Within the listing below, the lines containing "Cucina" are to be counted. Give the number only.

Supplied data:
────────────────
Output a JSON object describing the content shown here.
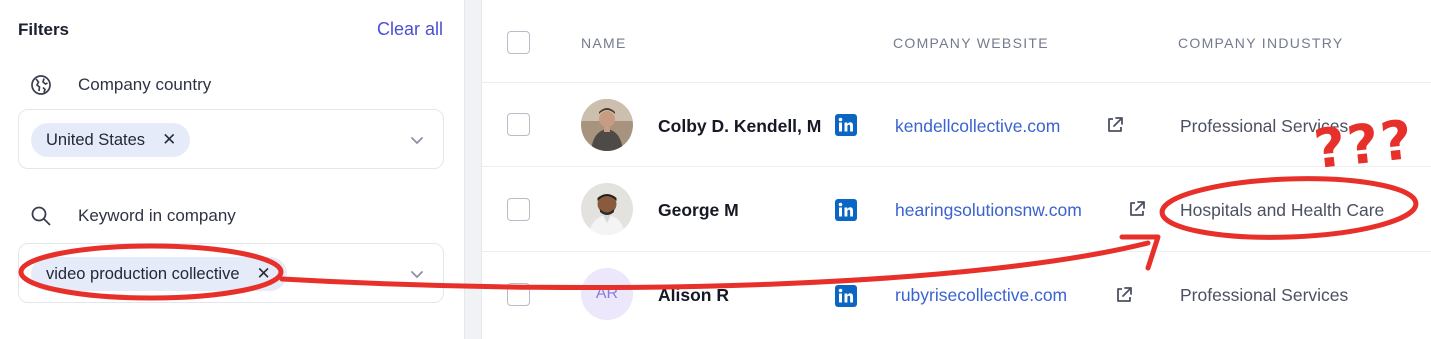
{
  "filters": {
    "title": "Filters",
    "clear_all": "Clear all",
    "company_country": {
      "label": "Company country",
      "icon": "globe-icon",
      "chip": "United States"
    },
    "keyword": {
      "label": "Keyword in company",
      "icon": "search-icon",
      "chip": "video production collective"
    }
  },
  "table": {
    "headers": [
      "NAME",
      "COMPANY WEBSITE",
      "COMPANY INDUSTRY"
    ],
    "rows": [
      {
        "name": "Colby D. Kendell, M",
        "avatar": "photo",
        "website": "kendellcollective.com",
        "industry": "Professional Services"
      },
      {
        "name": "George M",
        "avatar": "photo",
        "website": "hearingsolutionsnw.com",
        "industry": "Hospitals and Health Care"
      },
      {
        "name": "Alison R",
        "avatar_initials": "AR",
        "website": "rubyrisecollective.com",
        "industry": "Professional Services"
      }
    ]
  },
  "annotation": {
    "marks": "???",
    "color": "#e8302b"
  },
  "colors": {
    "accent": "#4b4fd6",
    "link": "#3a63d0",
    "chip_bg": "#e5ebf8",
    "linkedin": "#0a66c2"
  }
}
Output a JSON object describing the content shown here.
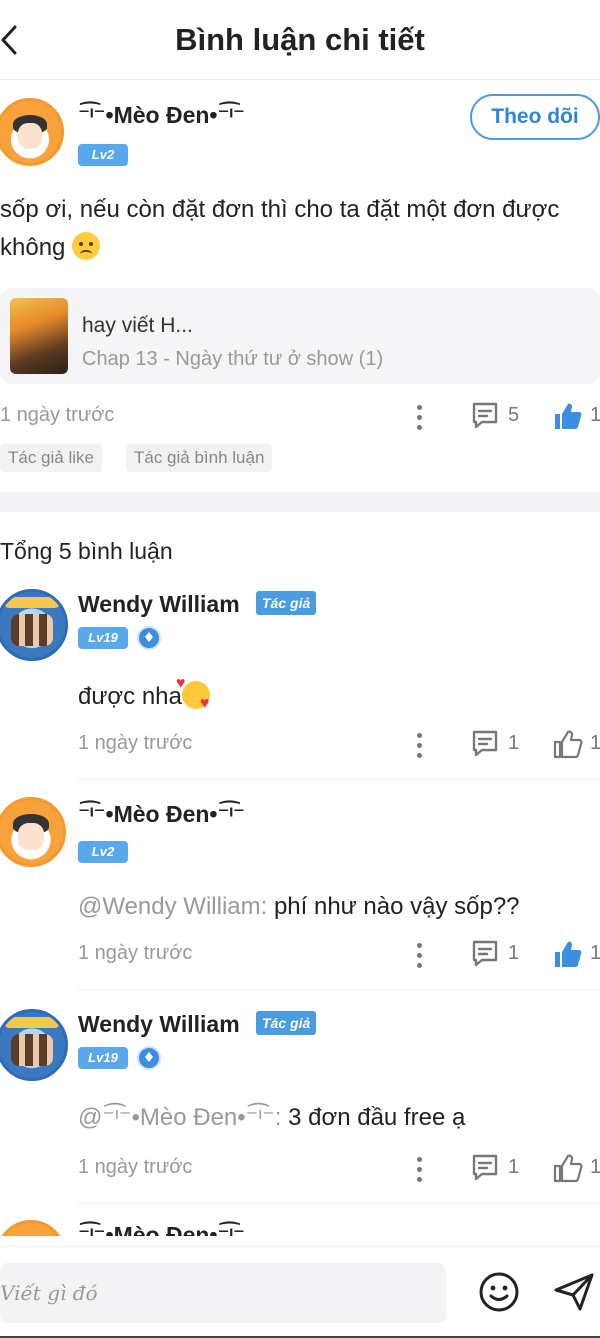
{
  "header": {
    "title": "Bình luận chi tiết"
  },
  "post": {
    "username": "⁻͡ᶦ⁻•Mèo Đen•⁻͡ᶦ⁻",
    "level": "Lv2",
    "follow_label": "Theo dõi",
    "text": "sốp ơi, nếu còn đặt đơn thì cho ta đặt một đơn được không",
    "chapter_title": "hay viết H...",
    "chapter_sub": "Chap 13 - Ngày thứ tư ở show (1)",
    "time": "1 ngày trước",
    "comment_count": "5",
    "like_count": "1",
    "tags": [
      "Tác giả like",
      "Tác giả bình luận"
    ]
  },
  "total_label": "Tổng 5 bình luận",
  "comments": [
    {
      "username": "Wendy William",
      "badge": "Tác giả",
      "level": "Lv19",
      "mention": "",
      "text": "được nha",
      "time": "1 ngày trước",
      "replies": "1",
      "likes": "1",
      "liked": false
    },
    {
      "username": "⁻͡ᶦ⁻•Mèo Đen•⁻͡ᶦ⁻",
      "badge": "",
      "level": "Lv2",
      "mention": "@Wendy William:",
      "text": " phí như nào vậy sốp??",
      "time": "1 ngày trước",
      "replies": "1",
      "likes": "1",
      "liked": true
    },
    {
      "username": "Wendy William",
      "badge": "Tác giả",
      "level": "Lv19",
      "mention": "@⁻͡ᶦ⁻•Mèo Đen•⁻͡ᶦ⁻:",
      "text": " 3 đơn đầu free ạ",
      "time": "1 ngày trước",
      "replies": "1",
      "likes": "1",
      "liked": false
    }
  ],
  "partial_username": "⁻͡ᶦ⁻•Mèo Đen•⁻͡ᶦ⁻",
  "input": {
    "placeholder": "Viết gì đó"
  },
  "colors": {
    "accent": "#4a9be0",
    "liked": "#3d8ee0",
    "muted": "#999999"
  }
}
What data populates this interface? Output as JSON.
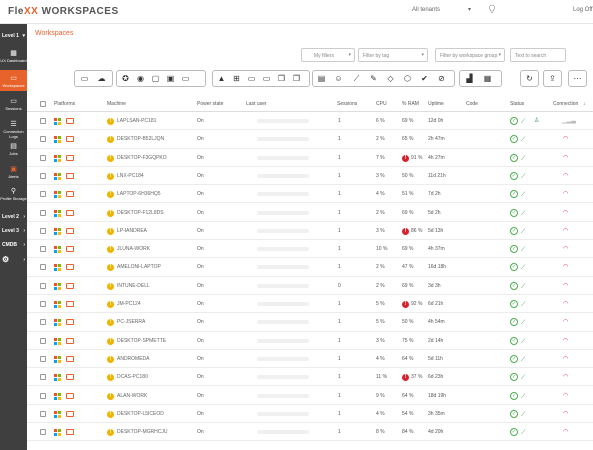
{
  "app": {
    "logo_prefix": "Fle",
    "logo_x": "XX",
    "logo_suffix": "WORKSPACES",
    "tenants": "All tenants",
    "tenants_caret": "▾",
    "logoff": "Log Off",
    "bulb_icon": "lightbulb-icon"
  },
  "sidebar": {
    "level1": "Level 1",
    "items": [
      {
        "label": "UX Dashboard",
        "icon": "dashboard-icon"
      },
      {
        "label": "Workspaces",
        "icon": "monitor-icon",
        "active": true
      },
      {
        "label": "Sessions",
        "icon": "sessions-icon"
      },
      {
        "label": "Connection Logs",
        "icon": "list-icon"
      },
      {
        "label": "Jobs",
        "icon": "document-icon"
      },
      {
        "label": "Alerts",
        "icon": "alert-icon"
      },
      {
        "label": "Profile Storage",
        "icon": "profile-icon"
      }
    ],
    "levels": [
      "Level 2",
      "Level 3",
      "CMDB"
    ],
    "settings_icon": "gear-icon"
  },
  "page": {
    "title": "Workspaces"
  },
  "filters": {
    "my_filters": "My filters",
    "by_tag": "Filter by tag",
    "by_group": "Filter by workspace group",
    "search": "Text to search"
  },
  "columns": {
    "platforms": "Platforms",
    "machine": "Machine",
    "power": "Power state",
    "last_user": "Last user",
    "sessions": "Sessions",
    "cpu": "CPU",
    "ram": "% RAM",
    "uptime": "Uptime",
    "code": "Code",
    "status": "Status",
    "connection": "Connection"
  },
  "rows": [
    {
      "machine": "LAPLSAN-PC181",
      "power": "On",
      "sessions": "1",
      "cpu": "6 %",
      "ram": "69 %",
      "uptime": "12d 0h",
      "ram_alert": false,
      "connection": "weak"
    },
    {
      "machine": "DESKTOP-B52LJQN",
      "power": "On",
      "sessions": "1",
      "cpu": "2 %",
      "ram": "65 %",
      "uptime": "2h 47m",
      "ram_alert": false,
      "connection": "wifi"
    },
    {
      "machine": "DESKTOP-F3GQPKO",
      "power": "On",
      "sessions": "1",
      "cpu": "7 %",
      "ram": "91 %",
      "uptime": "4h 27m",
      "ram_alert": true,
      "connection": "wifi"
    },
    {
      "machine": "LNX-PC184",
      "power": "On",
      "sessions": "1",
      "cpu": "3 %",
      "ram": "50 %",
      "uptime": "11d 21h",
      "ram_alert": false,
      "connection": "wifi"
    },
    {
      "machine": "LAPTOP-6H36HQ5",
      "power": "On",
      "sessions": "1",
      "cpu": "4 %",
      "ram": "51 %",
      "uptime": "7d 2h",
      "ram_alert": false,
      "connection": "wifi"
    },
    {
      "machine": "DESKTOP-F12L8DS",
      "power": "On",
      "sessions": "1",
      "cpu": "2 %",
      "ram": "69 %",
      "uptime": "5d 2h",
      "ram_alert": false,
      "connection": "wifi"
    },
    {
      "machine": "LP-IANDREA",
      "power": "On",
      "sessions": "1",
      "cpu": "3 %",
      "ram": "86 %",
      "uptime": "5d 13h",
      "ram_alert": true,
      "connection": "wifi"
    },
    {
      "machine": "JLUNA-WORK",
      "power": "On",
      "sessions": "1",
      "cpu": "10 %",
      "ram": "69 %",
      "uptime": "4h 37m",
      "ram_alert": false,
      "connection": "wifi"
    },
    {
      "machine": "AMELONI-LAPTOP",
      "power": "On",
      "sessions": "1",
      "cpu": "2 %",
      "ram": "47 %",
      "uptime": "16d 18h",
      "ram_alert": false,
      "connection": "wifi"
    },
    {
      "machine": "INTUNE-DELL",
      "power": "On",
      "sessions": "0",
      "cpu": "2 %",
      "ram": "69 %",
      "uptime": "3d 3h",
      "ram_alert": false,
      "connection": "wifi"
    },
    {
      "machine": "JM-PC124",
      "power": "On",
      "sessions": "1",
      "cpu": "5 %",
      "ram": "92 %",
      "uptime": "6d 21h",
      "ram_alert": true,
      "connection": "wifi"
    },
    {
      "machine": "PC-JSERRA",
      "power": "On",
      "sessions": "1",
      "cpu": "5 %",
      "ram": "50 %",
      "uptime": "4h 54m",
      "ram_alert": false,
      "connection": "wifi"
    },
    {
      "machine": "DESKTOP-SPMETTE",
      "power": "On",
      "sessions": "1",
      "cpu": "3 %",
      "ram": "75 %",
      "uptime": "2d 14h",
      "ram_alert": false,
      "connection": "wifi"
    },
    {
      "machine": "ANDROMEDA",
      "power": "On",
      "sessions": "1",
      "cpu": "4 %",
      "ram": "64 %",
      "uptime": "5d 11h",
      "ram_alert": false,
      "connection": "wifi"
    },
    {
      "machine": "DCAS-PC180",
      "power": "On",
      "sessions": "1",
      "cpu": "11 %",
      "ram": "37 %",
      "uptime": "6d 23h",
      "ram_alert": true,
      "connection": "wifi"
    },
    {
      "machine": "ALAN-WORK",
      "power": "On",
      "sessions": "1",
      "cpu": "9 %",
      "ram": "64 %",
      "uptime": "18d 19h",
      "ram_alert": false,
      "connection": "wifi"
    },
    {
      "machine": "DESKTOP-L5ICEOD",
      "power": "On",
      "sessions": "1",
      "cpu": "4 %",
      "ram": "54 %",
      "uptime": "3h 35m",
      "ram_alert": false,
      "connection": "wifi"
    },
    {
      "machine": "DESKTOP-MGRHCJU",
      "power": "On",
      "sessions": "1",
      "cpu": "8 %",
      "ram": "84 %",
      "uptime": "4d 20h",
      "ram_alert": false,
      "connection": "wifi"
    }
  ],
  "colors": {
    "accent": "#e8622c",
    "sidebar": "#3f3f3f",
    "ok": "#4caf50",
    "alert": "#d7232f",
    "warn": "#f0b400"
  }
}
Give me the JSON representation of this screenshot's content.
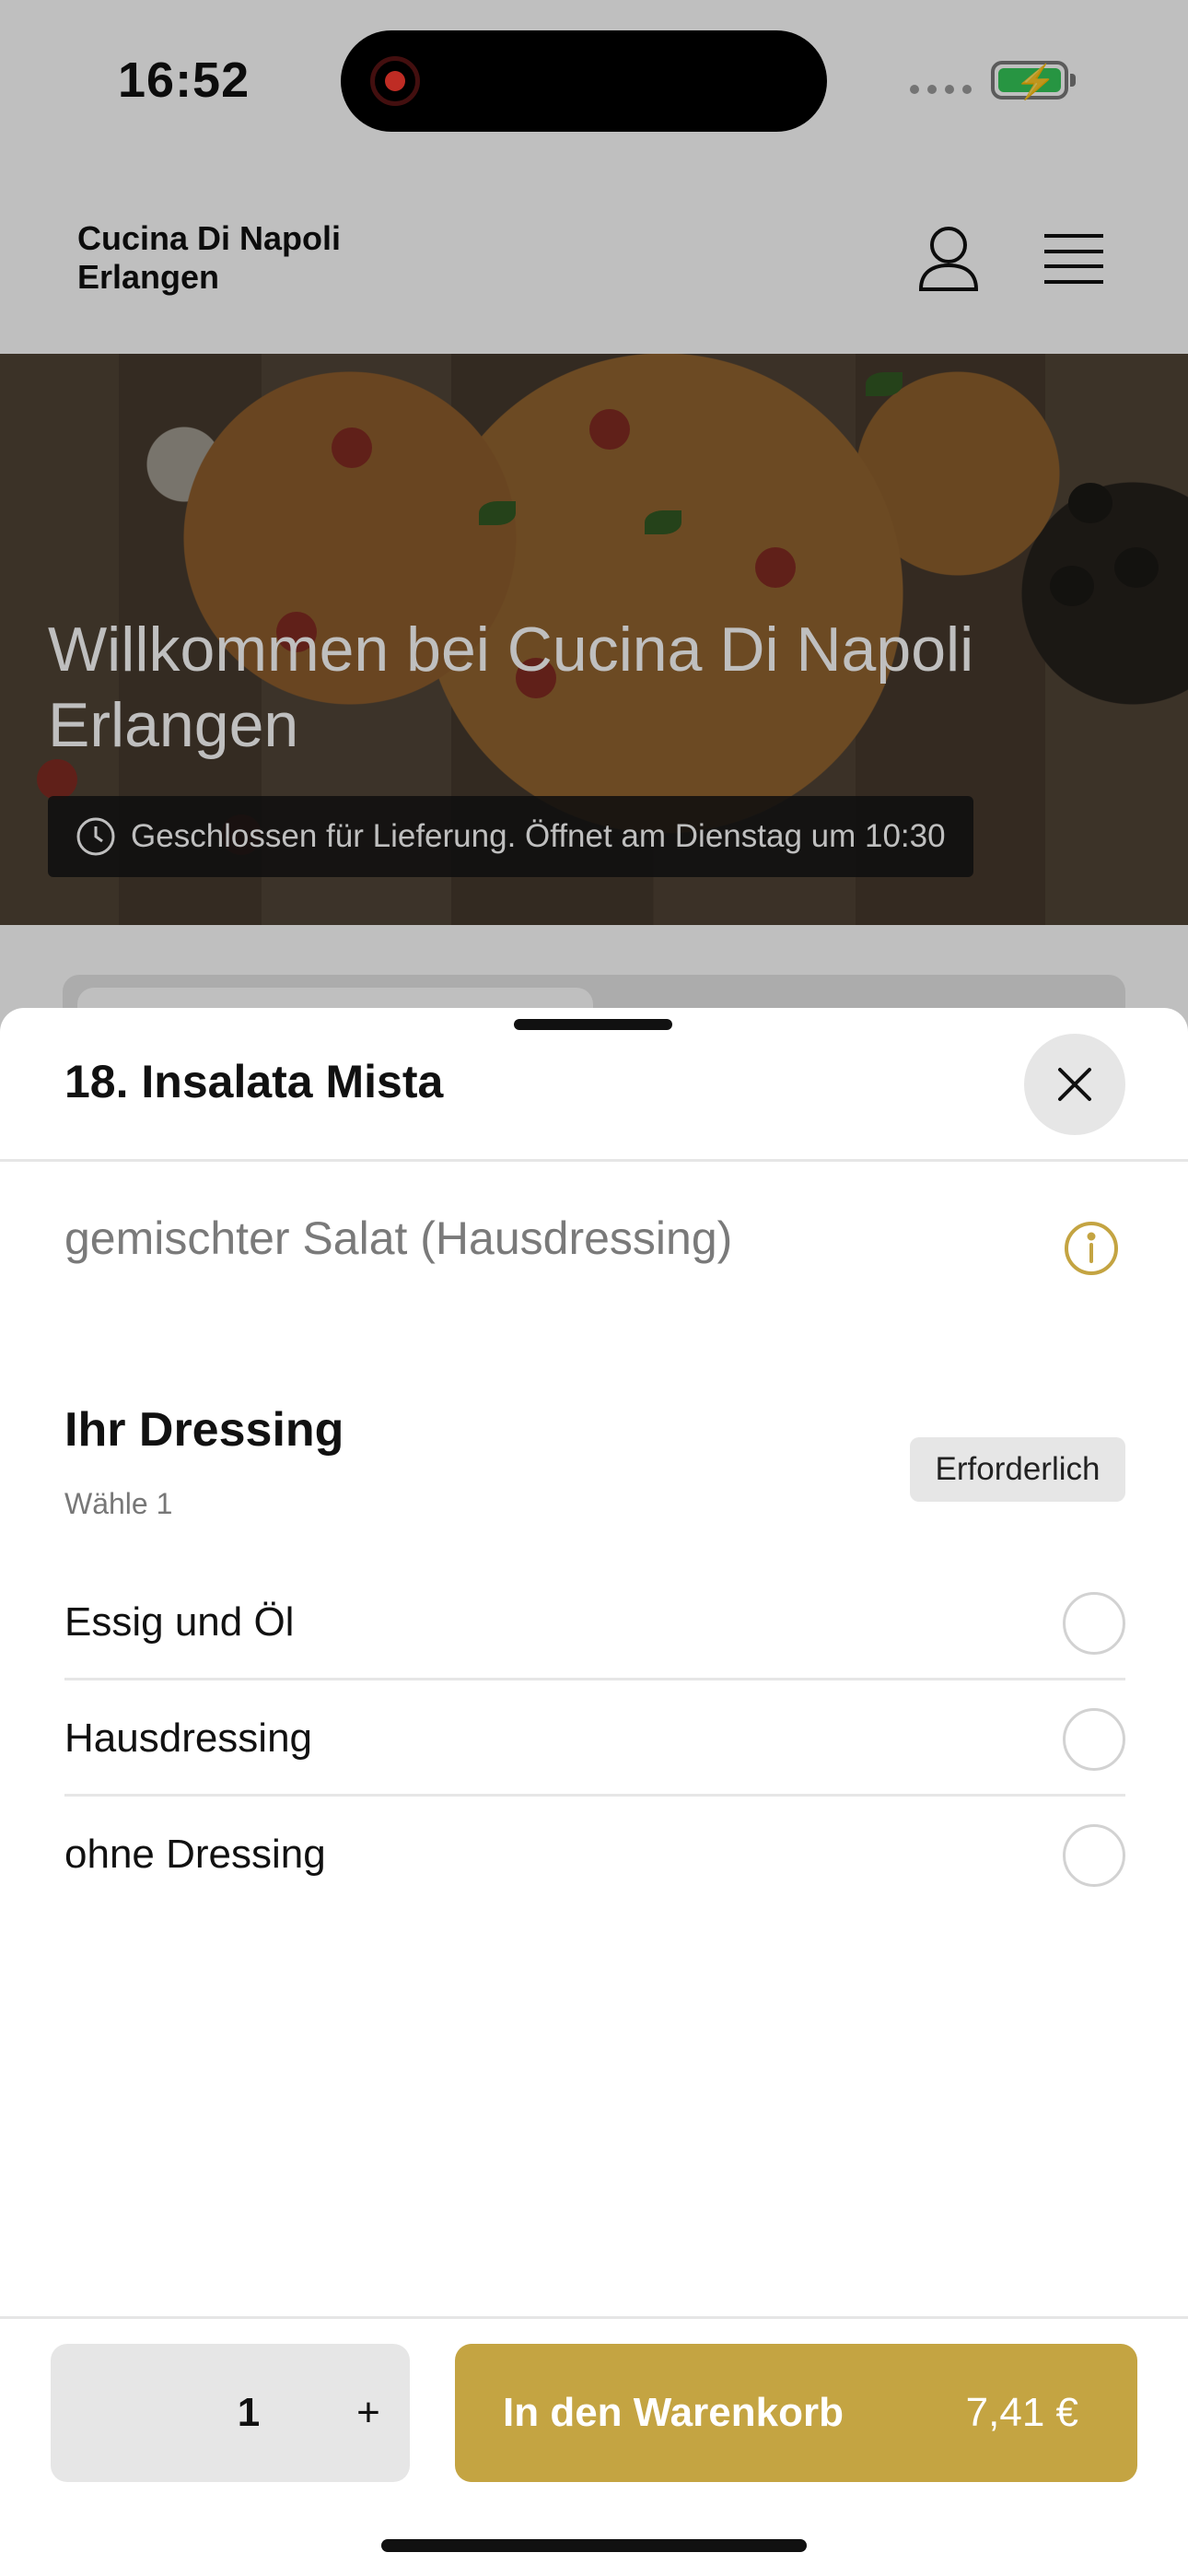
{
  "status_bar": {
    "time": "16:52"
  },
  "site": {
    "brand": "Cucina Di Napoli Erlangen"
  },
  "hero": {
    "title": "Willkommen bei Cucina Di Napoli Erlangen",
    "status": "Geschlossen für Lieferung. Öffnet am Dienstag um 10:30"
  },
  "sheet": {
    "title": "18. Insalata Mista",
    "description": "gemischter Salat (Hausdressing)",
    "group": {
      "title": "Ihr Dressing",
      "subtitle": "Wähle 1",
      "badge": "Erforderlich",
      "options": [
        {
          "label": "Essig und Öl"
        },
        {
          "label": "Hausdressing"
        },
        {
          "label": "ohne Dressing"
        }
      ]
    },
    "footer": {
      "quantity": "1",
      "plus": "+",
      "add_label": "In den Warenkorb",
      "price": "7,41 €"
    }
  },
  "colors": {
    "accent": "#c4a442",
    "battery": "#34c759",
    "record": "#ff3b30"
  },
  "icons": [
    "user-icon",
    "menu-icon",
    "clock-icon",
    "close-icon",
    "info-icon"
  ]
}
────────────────
Exercise solution: 2